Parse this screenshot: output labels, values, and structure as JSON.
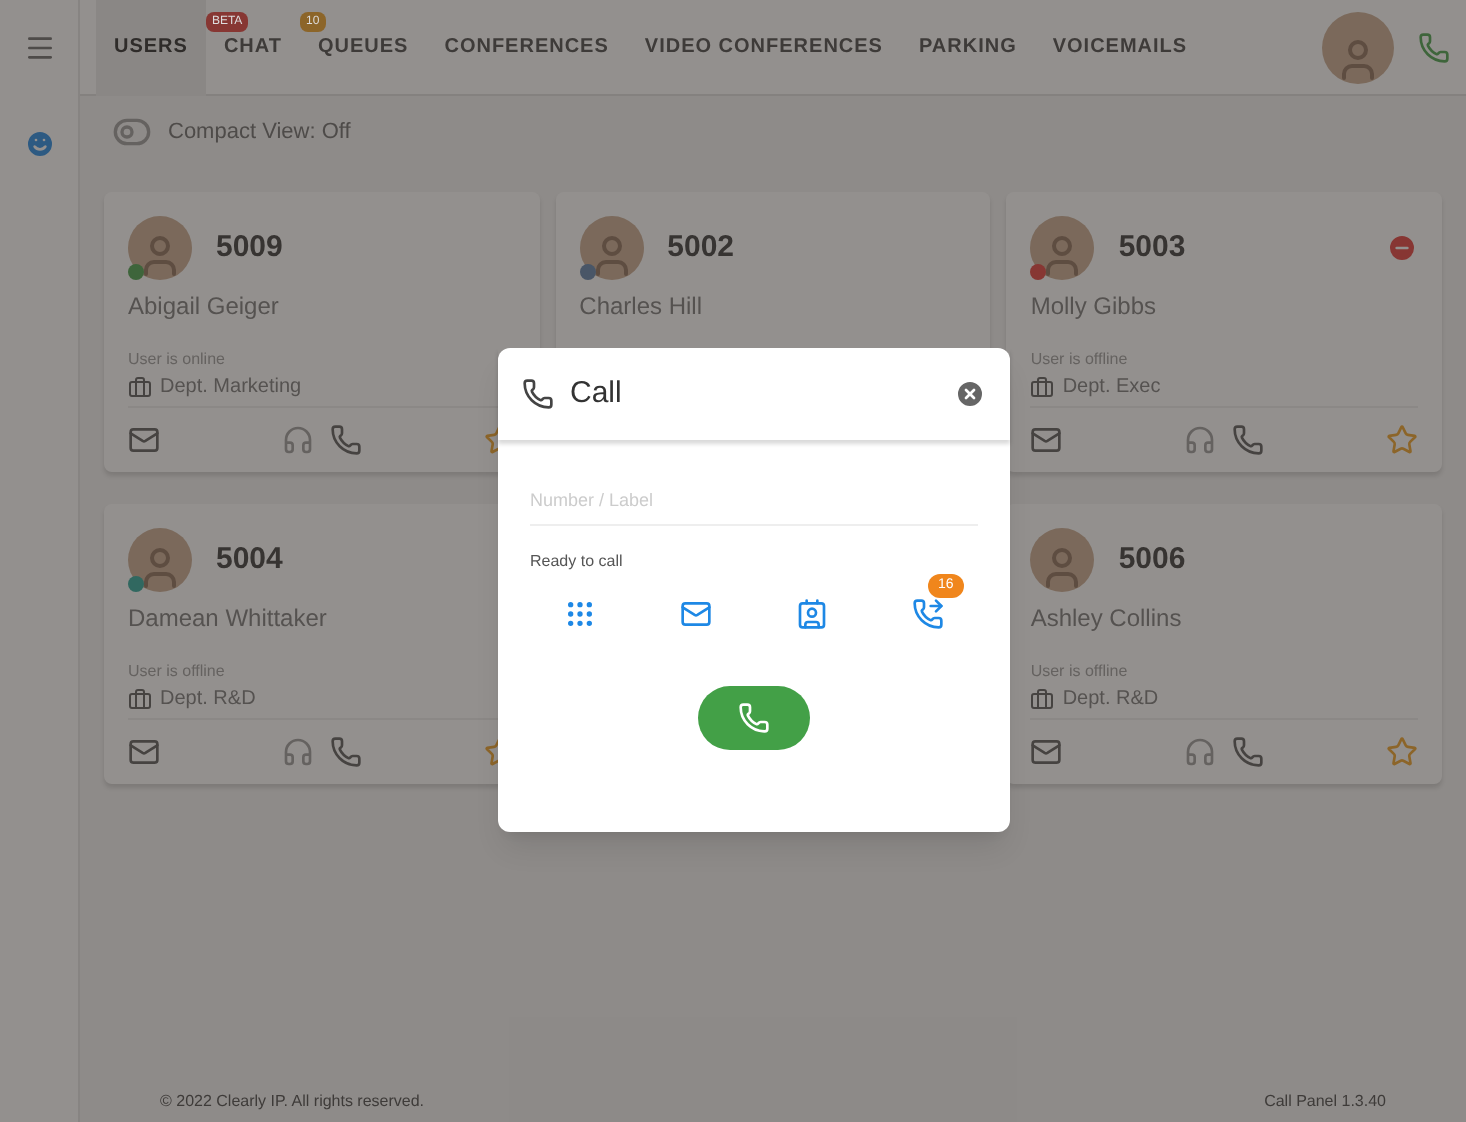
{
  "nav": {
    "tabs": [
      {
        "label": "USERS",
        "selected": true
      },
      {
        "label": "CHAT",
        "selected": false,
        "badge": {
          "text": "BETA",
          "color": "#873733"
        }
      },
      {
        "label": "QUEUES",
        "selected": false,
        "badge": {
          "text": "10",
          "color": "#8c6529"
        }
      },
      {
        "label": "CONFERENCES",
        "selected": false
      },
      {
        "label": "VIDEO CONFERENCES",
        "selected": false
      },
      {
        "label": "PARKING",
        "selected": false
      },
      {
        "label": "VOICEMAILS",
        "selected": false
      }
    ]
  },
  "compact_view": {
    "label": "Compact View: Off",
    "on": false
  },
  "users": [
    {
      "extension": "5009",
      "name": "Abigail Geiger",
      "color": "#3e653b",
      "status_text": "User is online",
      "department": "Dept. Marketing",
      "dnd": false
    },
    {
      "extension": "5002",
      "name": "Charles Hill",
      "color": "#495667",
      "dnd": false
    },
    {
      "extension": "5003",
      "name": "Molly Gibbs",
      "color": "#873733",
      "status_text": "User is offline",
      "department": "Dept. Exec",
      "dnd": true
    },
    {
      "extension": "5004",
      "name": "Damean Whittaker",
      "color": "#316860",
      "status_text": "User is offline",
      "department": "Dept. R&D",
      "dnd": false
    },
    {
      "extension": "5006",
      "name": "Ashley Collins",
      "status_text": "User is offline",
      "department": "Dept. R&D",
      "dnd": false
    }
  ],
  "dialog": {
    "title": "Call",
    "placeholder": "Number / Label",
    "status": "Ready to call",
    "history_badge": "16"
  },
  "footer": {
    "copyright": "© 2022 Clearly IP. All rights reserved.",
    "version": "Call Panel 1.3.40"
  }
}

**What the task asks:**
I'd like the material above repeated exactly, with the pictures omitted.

**Written solution:**
Parse this screenshot: output labels, values, and structure as JSON.
{
  "nav": {
    "tabs": [
      {
        "label": "USERS",
        "selected": true
      },
      {
        "label": "CHAT",
        "selected": false,
        "badge": {
          "text": "BETA",
          "color": "#873733"
        }
      },
      {
        "label": "QUEUES",
        "selected": false,
        "badge": {
          "text": "10",
          "color": "#8c6529"
        }
      },
      {
        "label": "CONFERENCES",
        "selected": false
      },
      {
        "label": "VIDEO CONFERENCES",
        "selected": false
      },
      {
        "label": "PARKING",
        "selected": false
      },
      {
        "label": "VOICEMAILS",
        "selected": false
      }
    ]
  },
  "compact_view": {
    "label": "Compact View: Off",
    "on": false
  },
  "users": [
    {
      "extension": "5009",
      "name": "Abigail Geiger",
      "color": "#3e653b",
      "status_text": "User is online",
      "department": "Dept. Marketing",
      "dnd": false
    },
    {
      "extension": "5002",
      "name": "Charles Hill",
      "color": "#495667",
      "dnd": false
    },
    {
      "extension": "5003",
      "name": "Molly Gibbs",
      "color": "#873733",
      "status_text": "User is offline",
      "department": "Dept. Exec",
      "dnd": true
    },
    {
      "extension": "5004",
      "name": "Damean Whittaker",
      "color": "#316860",
      "status_text": "User is offline",
      "department": "Dept. R&D",
      "dnd": false
    },
    {
      "extension": "5006",
      "name": "Ashley Collins",
      "status_text": "User is offline",
      "department": "Dept. R&D",
      "dnd": false
    }
  ],
  "dialog": {
    "title": "Call",
    "placeholder": "Number / Label",
    "status": "Ready to call",
    "history_badge": "16"
  },
  "footer": {
    "copyright": "© 2022 Clearly IP. All rights reserved.",
    "version": "Call Panel 1.3.40"
  }
}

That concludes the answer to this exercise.